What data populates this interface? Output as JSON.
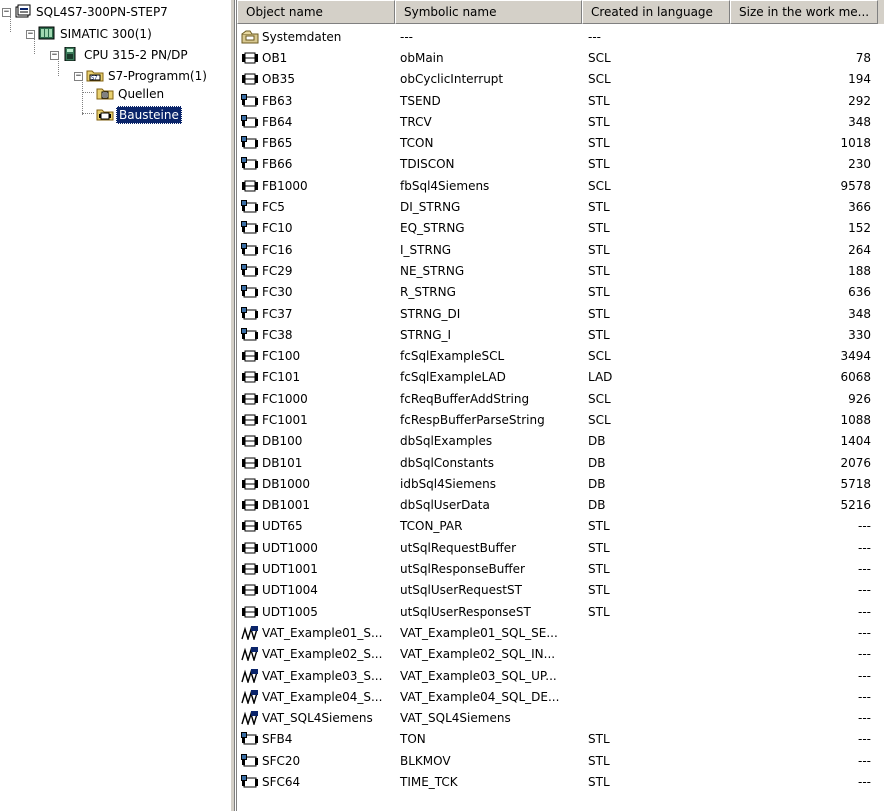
{
  "tree": {
    "nodes": [
      {
        "label": "SQL4S7-300PN-STEP7",
        "icon": "project-icon",
        "expander": "−"
      },
      {
        "label": "SIMATIC 300(1)",
        "icon": "station-icon",
        "expander": "−"
      },
      {
        "label": "CPU 315-2 PN/DP",
        "icon": "cpu-icon",
        "expander": "−"
      },
      {
        "label": "S7-Programm(1)",
        "icon": "program-folder-icon",
        "expander": "−"
      },
      {
        "label": "Quellen",
        "icon": "sources-folder-icon"
      },
      {
        "label": "Bausteine",
        "icon": "blocks-folder-icon",
        "selected": true
      }
    ]
  },
  "list": {
    "columns": [
      "Object name",
      "Symbolic name",
      "Created in language",
      "Size in the work me..."
    ],
    "rows": [
      {
        "name": "Systemdaten",
        "symbol": "---",
        "lang": "---",
        "size": "",
        "icon": "system-data-icon"
      },
      {
        "name": "OB1",
        "symbol": "obMain",
        "lang": "SCL",
        "size": "78",
        "icon": "block-icon"
      },
      {
        "name": "OB35",
        "symbol": "obCyclicInterrupt",
        "lang": "SCL",
        "size": "194",
        "icon": "block-icon"
      },
      {
        "name": "FB63",
        "symbol": "TSEND",
        "lang": "STL",
        "size": "292",
        "icon": "protected-block-icon"
      },
      {
        "name": "FB64",
        "symbol": "TRCV",
        "lang": "STL",
        "size": "348",
        "icon": "protected-block-icon"
      },
      {
        "name": "FB65",
        "symbol": "TCON",
        "lang": "STL",
        "size": "1018",
        "icon": "protected-block-icon"
      },
      {
        "name": "FB66",
        "symbol": "TDISCON",
        "lang": "STL",
        "size": "230",
        "icon": "protected-block-icon"
      },
      {
        "name": "FB1000",
        "symbol": "fbSql4Siemens",
        "lang": "SCL",
        "size": "9578",
        "icon": "block-icon"
      },
      {
        "name": "FC5",
        "symbol": "DI_STRNG",
        "lang": "STL",
        "size": "366",
        "icon": "protected-block-icon"
      },
      {
        "name": "FC10",
        "symbol": "EQ_STRNG",
        "lang": "STL",
        "size": "152",
        "icon": "protected-block-icon"
      },
      {
        "name": "FC16",
        "symbol": "I_STRNG",
        "lang": "STL",
        "size": "264",
        "icon": "protected-block-icon"
      },
      {
        "name": "FC29",
        "symbol": "NE_STRNG",
        "lang": "STL",
        "size": "188",
        "icon": "protected-block-icon"
      },
      {
        "name": "FC30",
        "symbol": "R_STRNG",
        "lang": "STL",
        "size": "636",
        "icon": "protected-block-icon"
      },
      {
        "name": "FC37",
        "symbol": "STRNG_DI",
        "lang": "STL",
        "size": "348",
        "icon": "protected-block-icon"
      },
      {
        "name": "FC38",
        "symbol": "STRNG_I",
        "lang": "STL",
        "size": "330",
        "icon": "protected-block-icon"
      },
      {
        "name": "FC100",
        "symbol": "fcSqlExampleSCL",
        "lang": "SCL",
        "size": "3494",
        "icon": "block-icon"
      },
      {
        "name": "FC101",
        "symbol": "fcSqlExampleLAD",
        "lang": "LAD",
        "size": "6068",
        "icon": "block-icon"
      },
      {
        "name": "FC1000",
        "symbol": "fcReqBufferAddString",
        "lang": "SCL",
        "size": "926",
        "icon": "block-icon"
      },
      {
        "name": "FC1001",
        "symbol": "fcRespBufferParseString",
        "lang": "SCL",
        "size": "1088",
        "icon": "block-icon"
      },
      {
        "name": "DB100",
        "symbol": "dbSqlExamples",
        "lang": "DB",
        "size": "1404",
        "icon": "block-icon"
      },
      {
        "name": "DB101",
        "symbol": "dbSqlConstants",
        "lang": "DB",
        "size": "2076",
        "icon": "block-icon"
      },
      {
        "name": "DB1000",
        "symbol": "idbSql4Siemens",
        "lang": "DB",
        "size": "5718",
        "icon": "block-icon"
      },
      {
        "name": "DB1001",
        "symbol": "dbSqlUserData",
        "lang": "DB",
        "size": "5216",
        "icon": "block-icon"
      },
      {
        "name": "UDT65",
        "symbol": "TCON_PAR",
        "lang": "STL",
        "size": "---",
        "icon": "block-icon"
      },
      {
        "name": "UDT1000",
        "symbol": "utSqlRequestBuffer",
        "lang": "STL",
        "size": "---",
        "icon": "block-icon"
      },
      {
        "name": "UDT1001",
        "symbol": "utSqlResponseBuffer",
        "lang": "STL",
        "size": "---",
        "icon": "block-icon"
      },
      {
        "name": "UDT1004",
        "symbol": "utSqlUserRequestST",
        "lang": "STL",
        "size": "---",
        "icon": "block-icon"
      },
      {
        "name": "UDT1005",
        "symbol": "utSqlUserResponseST",
        "lang": "STL",
        "size": "---",
        "icon": "block-icon"
      },
      {
        "name": "VAT_Example01_S...",
        "symbol": "VAT_Example01_SQL_SE...",
        "lang": "",
        "size": "---",
        "icon": "vat-icon"
      },
      {
        "name": "VAT_Example02_S...",
        "symbol": "VAT_Example02_SQL_IN...",
        "lang": "",
        "size": "---",
        "icon": "vat-icon"
      },
      {
        "name": "VAT_Example03_S...",
        "symbol": "VAT_Example03_SQL_UP...",
        "lang": "",
        "size": "---",
        "icon": "vat-icon"
      },
      {
        "name": "VAT_Example04_S...",
        "symbol": "VAT_Example04_SQL_DE...",
        "lang": "",
        "size": "---",
        "icon": "vat-icon"
      },
      {
        "name": "VAT_SQL4Siemens",
        "symbol": "VAT_SQL4Siemens",
        "lang": "",
        "size": "---",
        "icon": "vat-icon"
      },
      {
        "name": "SFB4",
        "symbol": "TON",
        "lang": "STL",
        "size": "---",
        "icon": "protected-block-icon"
      },
      {
        "name": "SFC20",
        "symbol": "BLKMOV",
        "lang": "STL",
        "size": "---",
        "icon": "protected-block-icon"
      },
      {
        "name": "SFC64",
        "symbol": "TIME_TCK",
        "lang": "STL",
        "size": "---",
        "icon": "protected-block-icon"
      }
    ]
  },
  "colors": {
    "selection": "#0a246a",
    "chrome": "#d4d0c8"
  }
}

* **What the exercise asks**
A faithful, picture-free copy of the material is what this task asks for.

* **Final answer**
What data populates this interface? Output as JSON.
{
  "tree": {
    "nodes": [
      {
        "label": "SQL4S7-300PN-STEP7",
        "icon": "project-icon",
        "expander": "−"
      },
      {
        "label": "SIMATIC 300(1)",
        "icon": "station-icon",
        "expander": "−"
      },
      {
        "label": "CPU 315-2 PN/DP",
        "icon": "cpu-icon",
        "expander": "−"
      },
      {
        "label": "S7-Programm(1)",
        "icon": "program-folder-icon",
        "expander": "−"
      },
      {
        "label": "Quellen",
        "icon": "sources-folder-icon"
      },
      {
        "label": "Bausteine",
        "icon": "blocks-folder-icon",
        "selected": true
      }
    ]
  },
  "list": {
    "columns": [
      "Object name",
      "Symbolic name",
      "Created in language",
      "Size in the work me..."
    ],
    "rows": [
      {
        "name": "Systemdaten",
        "symbol": "---",
        "lang": "---",
        "size": "",
        "icon": "system-data-icon"
      },
      {
        "name": "OB1",
        "symbol": "obMain",
        "lang": "SCL",
        "size": "78",
        "icon": "block-icon"
      },
      {
        "name": "OB35",
        "symbol": "obCyclicInterrupt",
        "lang": "SCL",
        "size": "194",
        "icon": "block-icon"
      },
      {
        "name": "FB63",
        "symbol": "TSEND",
        "lang": "STL",
        "size": "292",
        "icon": "protected-block-icon"
      },
      {
        "name": "FB64",
        "symbol": "TRCV",
        "lang": "STL",
        "size": "348",
        "icon": "protected-block-icon"
      },
      {
        "name": "FB65",
        "symbol": "TCON",
        "lang": "STL",
        "size": "1018",
        "icon": "protected-block-icon"
      },
      {
        "name": "FB66",
        "symbol": "TDISCON",
        "lang": "STL",
        "size": "230",
        "icon": "protected-block-icon"
      },
      {
        "name": "FB1000",
        "symbol": "fbSql4Siemens",
        "lang": "SCL",
        "size": "9578",
        "icon": "block-icon"
      },
      {
        "name": "FC5",
        "symbol": "DI_STRNG",
        "lang": "STL",
        "size": "366",
        "icon": "protected-block-icon"
      },
      {
        "name": "FC10",
        "symbol": "EQ_STRNG",
        "lang": "STL",
        "size": "152",
        "icon": "protected-block-icon"
      },
      {
        "name": "FC16",
        "symbol": "I_STRNG",
        "lang": "STL",
        "size": "264",
        "icon": "protected-block-icon"
      },
      {
        "name": "FC29",
        "symbol": "NE_STRNG",
        "lang": "STL",
        "size": "188",
        "icon": "protected-block-icon"
      },
      {
        "name": "FC30",
        "symbol": "R_STRNG",
        "lang": "STL",
        "size": "636",
        "icon": "protected-block-icon"
      },
      {
        "name": "FC37",
        "symbol": "STRNG_DI",
        "lang": "STL",
        "size": "348",
        "icon": "protected-block-icon"
      },
      {
        "name": "FC38",
        "symbol": "STRNG_I",
        "lang": "STL",
        "size": "330",
        "icon": "protected-block-icon"
      },
      {
        "name": "FC100",
        "symbol": "fcSqlExampleSCL",
        "lang": "SCL",
        "size": "3494",
        "icon": "block-icon"
      },
      {
        "name": "FC101",
        "symbol": "fcSqlExampleLAD",
        "lang": "LAD",
        "size": "6068",
        "icon": "block-icon"
      },
      {
        "name": "FC1000",
        "symbol": "fcReqBufferAddString",
        "lang": "SCL",
        "size": "926",
        "icon": "block-icon"
      },
      {
        "name": "FC1001",
        "symbol": "fcRespBufferParseString",
        "lang": "SCL",
        "size": "1088",
        "icon": "block-icon"
      },
      {
        "name": "DB100",
        "symbol": "dbSqlExamples",
        "lang": "DB",
        "size": "1404",
        "icon": "block-icon"
      },
      {
        "name": "DB101",
        "symbol": "dbSqlConstants",
        "lang": "DB",
        "size": "2076",
        "icon": "block-icon"
      },
      {
        "name": "DB1000",
        "symbol": "idbSql4Siemens",
        "lang": "DB",
        "size": "5718",
        "icon": "block-icon"
      },
      {
        "name": "DB1001",
        "symbol": "dbSqlUserData",
        "lang": "DB",
        "size": "5216",
        "icon": "block-icon"
      },
      {
        "name": "UDT65",
        "symbol": "TCON_PAR",
        "lang": "STL",
        "size": "---",
        "icon": "block-icon"
      },
      {
        "name": "UDT1000",
        "symbol": "utSqlRequestBuffer",
        "lang": "STL",
        "size": "---",
        "icon": "block-icon"
      },
      {
        "name": "UDT1001",
        "symbol": "utSqlResponseBuffer",
        "lang": "STL",
        "size": "---",
        "icon": "block-icon"
      },
      {
        "name": "UDT1004",
        "symbol": "utSqlUserRequestST",
        "lang": "STL",
        "size": "---",
        "icon": "block-icon"
      },
      {
        "name": "UDT1005",
        "symbol": "utSqlUserResponseST",
        "lang": "STL",
        "size": "---",
        "icon": "block-icon"
      },
      {
        "name": "VAT_Example01_S...",
        "symbol": "VAT_Example01_SQL_SE...",
        "lang": "",
        "size": "---",
        "icon": "vat-icon"
      },
      {
        "name": "VAT_Example02_S...",
        "symbol": "VAT_Example02_SQL_IN...",
        "lang": "",
        "size": "---",
        "icon": "vat-icon"
      },
      {
        "name": "VAT_Example03_S...",
        "symbol": "VAT_Example03_SQL_UP...",
        "lang": "",
        "size": "---",
        "icon": "vat-icon"
      },
      {
        "name": "VAT_Example04_S...",
        "symbol": "VAT_Example04_SQL_DE...",
        "lang": "",
        "size": "---",
        "icon": "vat-icon"
      },
      {
        "name": "VAT_SQL4Siemens",
        "symbol": "VAT_SQL4Siemens",
        "lang": "",
        "size": "---",
        "icon": "vat-icon"
      },
      {
        "name": "SFB4",
        "symbol": "TON",
        "lang": "STL",
        "size": "---",
        "icon": "protected-block-icon"
      },
      {
        "name": "SFC20",
        "symbol": "BLKMOV",
        "lang": "STL",
        "size": "---",
        "icon": "protected-block-icon"
      },
      {
        "name": "SFC64",
        "symbol": "TIME_TCK",
        "lang": "STL",
        "size": "---",
        "icon": "protected-block-icon"
      }
    ]
  },
  "colors": {
    "selection": "#0a246a",
    "chrome": "#d4d0c8"
  }
}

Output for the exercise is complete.